[[ Data for this task, beginning ]]

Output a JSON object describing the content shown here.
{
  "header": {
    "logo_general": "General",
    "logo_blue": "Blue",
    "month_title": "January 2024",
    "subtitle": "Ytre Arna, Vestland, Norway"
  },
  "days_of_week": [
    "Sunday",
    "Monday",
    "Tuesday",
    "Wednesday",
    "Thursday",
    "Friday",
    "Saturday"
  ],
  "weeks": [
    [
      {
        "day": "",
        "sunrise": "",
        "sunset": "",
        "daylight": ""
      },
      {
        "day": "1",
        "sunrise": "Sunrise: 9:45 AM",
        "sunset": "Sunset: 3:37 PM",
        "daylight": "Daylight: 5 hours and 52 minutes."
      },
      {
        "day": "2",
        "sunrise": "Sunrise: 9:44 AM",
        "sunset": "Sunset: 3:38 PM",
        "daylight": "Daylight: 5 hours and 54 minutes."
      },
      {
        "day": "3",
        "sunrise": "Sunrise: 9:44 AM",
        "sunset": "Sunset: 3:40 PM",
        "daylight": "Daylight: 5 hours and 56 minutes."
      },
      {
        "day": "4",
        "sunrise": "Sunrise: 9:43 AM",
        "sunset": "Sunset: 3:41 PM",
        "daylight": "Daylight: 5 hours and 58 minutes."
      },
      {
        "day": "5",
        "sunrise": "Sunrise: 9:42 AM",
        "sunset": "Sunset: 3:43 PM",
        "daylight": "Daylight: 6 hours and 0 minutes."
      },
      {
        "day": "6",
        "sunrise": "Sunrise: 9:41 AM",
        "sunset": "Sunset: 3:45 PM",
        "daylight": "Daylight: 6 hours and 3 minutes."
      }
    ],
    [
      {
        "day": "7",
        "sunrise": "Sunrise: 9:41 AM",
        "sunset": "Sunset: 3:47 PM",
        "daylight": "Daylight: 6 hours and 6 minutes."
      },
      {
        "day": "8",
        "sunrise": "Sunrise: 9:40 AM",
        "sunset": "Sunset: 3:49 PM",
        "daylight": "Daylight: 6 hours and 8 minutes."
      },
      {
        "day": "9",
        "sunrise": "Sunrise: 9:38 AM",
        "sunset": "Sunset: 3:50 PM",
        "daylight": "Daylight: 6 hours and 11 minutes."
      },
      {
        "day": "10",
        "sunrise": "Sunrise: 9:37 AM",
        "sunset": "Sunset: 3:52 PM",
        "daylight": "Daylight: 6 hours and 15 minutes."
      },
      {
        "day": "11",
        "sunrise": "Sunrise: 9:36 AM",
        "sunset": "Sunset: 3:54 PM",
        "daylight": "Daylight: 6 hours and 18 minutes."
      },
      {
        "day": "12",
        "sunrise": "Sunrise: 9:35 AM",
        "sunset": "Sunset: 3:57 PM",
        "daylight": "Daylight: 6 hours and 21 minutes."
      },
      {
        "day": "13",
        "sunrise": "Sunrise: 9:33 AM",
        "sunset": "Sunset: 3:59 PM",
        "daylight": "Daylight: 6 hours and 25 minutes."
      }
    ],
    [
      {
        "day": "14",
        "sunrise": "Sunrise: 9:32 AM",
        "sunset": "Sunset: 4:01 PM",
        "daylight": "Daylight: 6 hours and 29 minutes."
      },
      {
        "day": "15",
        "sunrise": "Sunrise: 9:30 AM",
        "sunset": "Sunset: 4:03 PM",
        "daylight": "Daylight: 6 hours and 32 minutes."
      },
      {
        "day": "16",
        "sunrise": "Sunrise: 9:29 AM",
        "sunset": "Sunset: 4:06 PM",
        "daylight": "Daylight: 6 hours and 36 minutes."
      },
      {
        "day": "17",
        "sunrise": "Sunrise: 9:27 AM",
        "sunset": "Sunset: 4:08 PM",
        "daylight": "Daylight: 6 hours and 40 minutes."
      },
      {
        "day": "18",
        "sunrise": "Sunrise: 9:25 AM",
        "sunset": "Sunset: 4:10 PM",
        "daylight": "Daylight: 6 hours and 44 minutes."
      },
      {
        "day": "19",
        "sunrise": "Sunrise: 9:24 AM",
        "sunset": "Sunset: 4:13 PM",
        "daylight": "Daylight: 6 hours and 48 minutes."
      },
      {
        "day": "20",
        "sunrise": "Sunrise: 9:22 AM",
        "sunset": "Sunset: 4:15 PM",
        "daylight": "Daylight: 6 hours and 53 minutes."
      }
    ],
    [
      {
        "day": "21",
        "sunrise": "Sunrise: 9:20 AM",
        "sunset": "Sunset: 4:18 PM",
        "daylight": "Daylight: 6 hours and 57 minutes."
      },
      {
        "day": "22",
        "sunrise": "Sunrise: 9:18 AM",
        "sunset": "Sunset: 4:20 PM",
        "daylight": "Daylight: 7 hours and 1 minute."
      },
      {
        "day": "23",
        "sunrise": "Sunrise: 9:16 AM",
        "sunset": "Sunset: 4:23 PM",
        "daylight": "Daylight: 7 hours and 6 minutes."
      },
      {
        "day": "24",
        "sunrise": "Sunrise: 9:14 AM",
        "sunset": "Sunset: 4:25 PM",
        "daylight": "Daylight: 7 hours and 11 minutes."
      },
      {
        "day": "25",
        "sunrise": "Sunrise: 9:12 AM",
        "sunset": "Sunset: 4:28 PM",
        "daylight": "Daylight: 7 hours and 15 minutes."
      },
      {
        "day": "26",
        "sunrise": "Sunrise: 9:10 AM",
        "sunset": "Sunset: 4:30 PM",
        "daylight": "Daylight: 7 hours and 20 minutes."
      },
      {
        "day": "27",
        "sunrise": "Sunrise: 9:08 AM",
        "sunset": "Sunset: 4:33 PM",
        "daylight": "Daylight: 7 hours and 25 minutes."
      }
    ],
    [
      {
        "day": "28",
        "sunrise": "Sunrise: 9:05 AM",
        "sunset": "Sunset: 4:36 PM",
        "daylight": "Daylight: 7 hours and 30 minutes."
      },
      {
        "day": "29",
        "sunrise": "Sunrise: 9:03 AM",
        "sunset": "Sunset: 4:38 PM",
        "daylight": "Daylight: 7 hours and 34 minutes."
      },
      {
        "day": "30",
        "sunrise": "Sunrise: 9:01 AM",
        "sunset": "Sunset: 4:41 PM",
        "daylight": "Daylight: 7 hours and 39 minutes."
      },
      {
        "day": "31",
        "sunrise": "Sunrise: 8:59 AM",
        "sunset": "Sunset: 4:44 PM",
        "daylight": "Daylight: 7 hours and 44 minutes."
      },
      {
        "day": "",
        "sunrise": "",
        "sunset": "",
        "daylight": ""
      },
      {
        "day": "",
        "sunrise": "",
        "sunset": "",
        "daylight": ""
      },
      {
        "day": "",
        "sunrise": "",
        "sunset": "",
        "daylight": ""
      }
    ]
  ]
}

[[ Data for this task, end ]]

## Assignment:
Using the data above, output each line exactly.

## Answer below:
Output a JSON object describing the content shown here.
{
  "header": {
    "logo_general": "General",
    "logo_blue": "Blue",
    "month_title": "January 2024",
    "subtitle": "Ytre Arna, Vestland, Norway"
  },
  "days_of_week": [
    "Sunday",
    "Monday",
    "Tuesday",
    "Wednesday",
    "Thursday",
    "Friday",
    "Saturday"
  ],
  "weeks": [
    [
      {
        "day": "",
        "sunrise": "",
        "sunset": "",
        "daylight": ""
      },
      {
        "day": "1",
        "sunrise": "Sunrise: 9:45 AM",
        "sunset": "Sunset: 3:37 PM",
        "daylight": "Daylight: 5 hours and 52 minutes."
      },
      {
        "day": "2",
        "sunrise": "Sunrise: 9:44 AM",
        "sunset": "Sunset: 3:38 PM",
        "daylight": "Daylight: 5 hours and 54 minutes."
      },
      {
        "day": "3",
        "sunrise": "Sunrise: 9:44 AM",
        "sunset": "Sunset: 3:40 PM",
        "daylight": "Daylight: 5 hours and 56 minutes."
      },
      {
        "day": "4",
        "sunrise": "Sunrise: 9:43 AM",
        "sunset": "Sunset: 3:41 PM",
        "daylight": "Daylight: 5 hours and 58 minutes."
      },
      {
        "day": "5",
        "sunrise": "Sunrise: 9:42 AM",
        "sunset": "Sunset: 3:43 PM",
        "daylight": "Daylight: 6 hours and 0 minutes."
      },
      {
        "day": "6",
        "sunrise": "Sunrise: 9:41 AM",
        "sunset": "Sunset: 3:45 PM",
        "daylight": "Daylight: 6 hours and 3 minutes."
      }
    ],
    [
      {
        "day": "7",
        "sunrise": "Sunrise: 9:41 AM",
        "sunset": "Sunset: 3:47 PM",
        "daylight": "Daylight: 6 hours and 6 minutes."
      },
      {
        "day": "8",
        "sunrise": "Sunrise: 9:40 AM",
        "sunset": "Sunset: 3:49 PM",
        "daylight": "Daylight: 6 hours and 8 minutes."
      },
      {
        "day": "9",
        "sunrise": "Sunrise: 9:38 AM",
        "sunset": "Sunset: 3:50 PM",
        "daylight": "Daylight: 6 hours and 11 minutes."
      },
      {
        "day": "10",
        "sunrise": "Sunrise: 9:37 AM",
        "sunset": "Sunset: 3:52 PM",
        "daylight": "Daylight: 6 hours and 15 minutes."
      },
      {
        "day": "11",
        "sunrise": "Sunrise: 9:36 AM",
        "sunset": "Sunset: 3:54 PM",
        "daylight": "Daylight: 6 hours and 18 minutes."
      },
      {
        "day": "12",
        "sunrise": "Sunrise: 9:35 AM",
        "sunset": "Sunset: 3:57 PM",
        "daylight": "Daylight: 6 hours and 21 minutes."
      },
      {
        "day": "13",
        "sunrise": "Sunrise: 9:33 AM",
        "sunset": "Sunset: 3:59 PM",
        "daylight": "Daylight: 6 hours and 25 minutes."
      }
    ],
    [
      {
        "day": "14",
        "sunrise": "Sunrise: 9:32 AM",
        "sunset": "Sunset: 4:01 PM",
        "daylight": "Daylight: 6 hours and 29 minutes."
      },
      {
        "day": "15",
        "sunrise": "Sunrise: 9:30 AM",
        "sunset": "Sunset: 4:03 PM",
        "daylight": "Daylight: 6 hours and 32 minutes."
      },
      {
        "day": "16",
        "sunrise": "Sunrise: 9:29 AM",
        "sunset": "Sunset: 4:06 PM",
        "daylight": "Daylight: 6 hours and 36 minutes."
      },
      {
        "day": "17",
        "sunrise": "Sunrise: 9:27 AM",
        "sunset": "Sunset: 4:08 PM",
        "daylight": "Daylight: 6 hours and 40 minutes."
      },
      {
        "day": "18",
        "sunrise": "Sunrise: 9:25 AM",
        "sunset": "Sunset: 4:10 PM",
        "daylight": "Daylight: 6 hours and 44 minutes."
      },
      {
        "day": "19",
        "sunrise": "Sunrise: 9:24 AM",
        "sunset": "Sunset: 4:13 PM",
        "daylight": "Daylight: 6 hours and 48 minutes."
      },
      {
        "day": "20",
        "sunrise": "Sunrise: 9:22 AM",
        "sunset": "Sunset: 4:15 PM",
        "daylight": "Daylight: 6 hours and 53 minutes."
      }
    ],
    [
      {
        "day": "21",
        "sunrise": "Sunrise: 9:20 AM",
        "sunset": "Sunset: 4:18 PM",
        "daylight": "Daylight: 6 hours and 57 minutes."
      },
      {
        "day": "22",
        "sunrise": "Sunrise: 9:18 AM",
        "sunset": "Sunset: 4:20 PM",
        "daylight": "Daylight: 7 hours and 1 minute."
      },
      {
        "day": "23",
        "sunrise": "Sunrise: 9:16 AM",
        "sunset": "Sunset: 4:23 PM",
        "daylight": "Daylight: 7 hours and 6 minutes."
      },
      {
        "day": "24",
        "sunrise": "Sunrise: 9:14 AM",
        "sunset": "Sunset: 4:25 PM",
        "daylight": "Daylight: 7 hours and 11 minutes."
      },
      {
        "day": "25",
        "sunrise": "Sunrise: 9:12 AM",
        "sunset": "Sunset: 4:28 PM",
        "daylight": "Daylight: 7 hours and 15 minutes."
      },
      {
        "day": "26",
        "sunrise": "Sunrise: 9:10 AM",
        "sunset": "Sunset: 4:30 PM",
        "daylight": "Daylight: 7 hours and 20 minutes."
      },
      {
        "day": "27",
        "sunrise": "Sunrise: 9:08 AM",
        "sunset": "Sunset: 4:33 PM",
        "daylight": "Daylight: 7 hours and 25 minutes."
      }
    ],
    [
      {
        "day": "28",
        "sunrise": "Sunrise: 9:05 AM",
        "sunset": "Sunset: 4:36 PM",
        "daylight": "Daylight: 7 hours and 30 minutes."
      },
      {
        "day": "29",
        "sunrise": "Sunrise: 9:03 AM",
        "sunset": "Sunset: 4:38 PM",
        "daylight": "Daylight: 7 hours and 34 minutes."
      },
      {
        "day": "30",
        "sunrise": "Sunrise: 9:01 AM",
        "sunset": "Sunset: 4:41 PM",
        "daylight": "Daylight: 7 hours and 39 minutes."
      },
      {
        "day": "31",
        "sunrise": "Sunrise: 8:59 AM",
        "sunset": "Sunset: 4:44 PM",
        "daylight": "Daylight: 7 hours and 44 minutes."
      },
      {
        "day": "",
        "sunrise": "",
        "sunset": "",
        "daylight": ""
      },
      {
        "day": "",
        "sunrise": "",
        "sunset": "",
        "daylight": ""
      },
      {
        "day": "",
        "sunrise": "",
        "sunset": "",
        "daylight": ""
      }
    ]
  ]
}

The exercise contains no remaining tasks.